Peutz-Jeghers syndrome (PJS) is a hereditary disorder caused by LKB1 gene mutations, and is associated with considerable morbidity and decreased life expectancy. This study was conducted to assess the attitude of PJS patients towards family planning, prenatal diagnosis (PND) and pregnancy termination, and pre-implantation genetic diagnosis (PGD). In a cross-sectional study, 61 adult PJS patients were asked to complete a questionnaire concerning genetic testing, family planning, PND and PGD. The questionnaire was completed by 52 patients (85% response rate, 44% males) with a median age of 44 (range 18-74) years. A total of 37 (71%) respondents had undergone genetic testing. In all, 24 respondents (46%, 75% males) had children. A total of 15 (29%) respondents reported that their diagnosis of PJS had influenced their decisions regarding family planning, including 10 patients (19%, 9/10 females) who did not want to have children because of their disease. Termination of pregnancy after PND in case of a foetus with PJS was considered 'acceptable' for 15% of the respondents, whereas 52% considered PGD acceptable. In conclusion, the diagnosis of PJS influences the decisions regarding family planning in one third of PJS patients, especially in women. Most patients have a negative attitude towards pregnancy termination after PND, while PGD in case of PJS is judged more acceptable. These results emphasise the importance of discussing aspects regarding family planning with PJS patients, including PND and PGD.European Journal of Human Genetics advance online publication, 10 August 2011; doi:10.1038/ejhg.2011.152.

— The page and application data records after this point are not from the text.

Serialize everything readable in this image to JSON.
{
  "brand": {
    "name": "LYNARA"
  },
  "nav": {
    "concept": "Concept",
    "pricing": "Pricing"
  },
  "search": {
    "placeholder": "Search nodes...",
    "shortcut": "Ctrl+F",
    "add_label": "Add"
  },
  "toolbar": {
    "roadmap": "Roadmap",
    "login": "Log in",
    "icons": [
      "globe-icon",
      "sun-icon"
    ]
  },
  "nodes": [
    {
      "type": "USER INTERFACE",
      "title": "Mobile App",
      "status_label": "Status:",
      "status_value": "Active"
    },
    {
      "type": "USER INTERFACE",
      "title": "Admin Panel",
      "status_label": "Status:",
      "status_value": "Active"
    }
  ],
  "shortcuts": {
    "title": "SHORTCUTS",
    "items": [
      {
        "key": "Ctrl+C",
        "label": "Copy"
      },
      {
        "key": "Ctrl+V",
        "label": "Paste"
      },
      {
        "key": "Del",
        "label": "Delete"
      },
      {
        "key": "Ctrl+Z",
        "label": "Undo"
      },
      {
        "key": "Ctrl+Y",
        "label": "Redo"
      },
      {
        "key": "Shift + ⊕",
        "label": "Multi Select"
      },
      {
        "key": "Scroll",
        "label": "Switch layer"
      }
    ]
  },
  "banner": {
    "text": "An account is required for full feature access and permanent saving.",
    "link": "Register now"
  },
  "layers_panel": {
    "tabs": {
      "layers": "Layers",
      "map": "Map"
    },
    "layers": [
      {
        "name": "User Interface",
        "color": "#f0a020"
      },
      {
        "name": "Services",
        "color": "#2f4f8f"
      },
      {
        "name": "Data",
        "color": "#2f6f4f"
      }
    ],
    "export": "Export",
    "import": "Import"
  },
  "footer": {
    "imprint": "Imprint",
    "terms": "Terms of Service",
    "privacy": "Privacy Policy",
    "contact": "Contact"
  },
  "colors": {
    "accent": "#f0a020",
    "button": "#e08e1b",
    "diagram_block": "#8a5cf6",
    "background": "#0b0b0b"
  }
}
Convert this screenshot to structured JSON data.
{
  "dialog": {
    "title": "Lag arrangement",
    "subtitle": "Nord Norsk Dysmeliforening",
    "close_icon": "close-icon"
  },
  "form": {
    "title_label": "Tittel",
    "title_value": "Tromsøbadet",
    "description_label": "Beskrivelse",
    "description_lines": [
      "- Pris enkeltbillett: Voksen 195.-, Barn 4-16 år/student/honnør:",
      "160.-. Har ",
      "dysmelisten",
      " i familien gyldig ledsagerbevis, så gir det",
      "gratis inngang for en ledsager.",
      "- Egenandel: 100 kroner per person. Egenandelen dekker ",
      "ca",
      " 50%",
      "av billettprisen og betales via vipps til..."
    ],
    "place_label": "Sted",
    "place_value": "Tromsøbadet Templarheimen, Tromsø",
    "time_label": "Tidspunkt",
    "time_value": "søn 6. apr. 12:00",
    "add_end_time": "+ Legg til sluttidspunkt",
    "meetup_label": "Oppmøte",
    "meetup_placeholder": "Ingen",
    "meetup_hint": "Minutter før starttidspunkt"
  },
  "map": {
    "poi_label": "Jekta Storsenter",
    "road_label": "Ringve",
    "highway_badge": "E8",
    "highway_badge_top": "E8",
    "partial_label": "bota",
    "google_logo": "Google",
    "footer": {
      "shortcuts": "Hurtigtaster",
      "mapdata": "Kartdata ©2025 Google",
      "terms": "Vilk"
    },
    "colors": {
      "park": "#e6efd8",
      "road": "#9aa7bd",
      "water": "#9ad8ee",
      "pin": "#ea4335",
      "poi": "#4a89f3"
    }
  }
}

doi.org/10.1038/ejhg.2011.152, hdl.handle.net/1765/25865
European Journal of Human Genetics
Erasmus MC: University Medical Center Rotterdam

van Lier, M.G.F, Korsse, S.E, Mathus-Vliegen, E.M.H, Kuipers, E.J, van den Ouweland, A.M.W, Vanheusden, K, … Wagner, A. (2012). Peutz-Jeghers syndrome and family planning: the attitude towards prenatal diagnosis and pre-implantation genetic diagnosis. European Journal of Human Genetics, 20(2), 236–239. doi:10.1038/ejhg.2011.152